"I was eating and exercising but something was off. I saw a doctor and he said I had a hormonal imbalance," says Eggert, who adds that paparazzi photos documenting her postpartum weight loss struggles bothered her older daughter. "It's shallow because the person inside is the same person. Dilyn knew me at 98 pounds and she knew me at 160 pounds when I was pregnant with Keegan. When the paparazzi would follow me and judge me it really upset her."
Before doing Splash, Eggert says she dropped nearly 35 pounds by working out with a trainer and strict dieting.
Later, she says the controversial reality show helped her become even more fit. "[It] helped me build muscle. It was really hard, every day, six-to-eight hours a day of gymnastics, trampoline work and diving. But it did wonders for my body."
Another perk the reality show? It helped ignite what she calls a "passion" for sports.
"I think I missed my calling in life and maybe I should have been an athlete," says Eggert, who competes against Drake Bell and Rory Bushfield on Tuesday's season finale. "The more I do these things, the more I realize I have a passion for it."
She also dismisses the idea that the show is too dangerous, as some have alleged after multiple injuries, including one for Eggert that caused bruising and swelling on her back and kidneys.
"Is it too dangerous? No, I don't think so," she says. "Everyone needs to know their boundaries.

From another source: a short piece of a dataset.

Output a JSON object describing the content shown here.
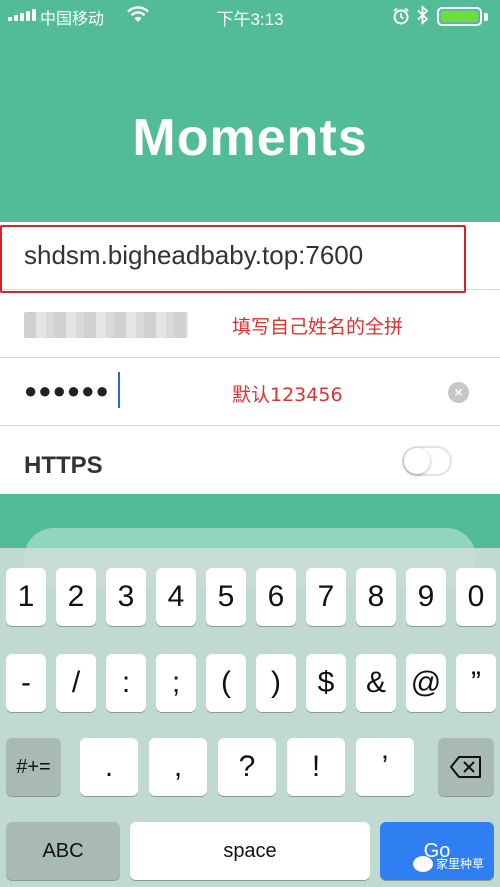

Either you're up for it or you're not."
In her case, she says, quitting after her injury was never really an option.
"I have this 'I can' attitude and I wanted to show my daughters what you can do, not what you can't do," says Eggert. "I wanted them to see that pushing yourself is so rewarding."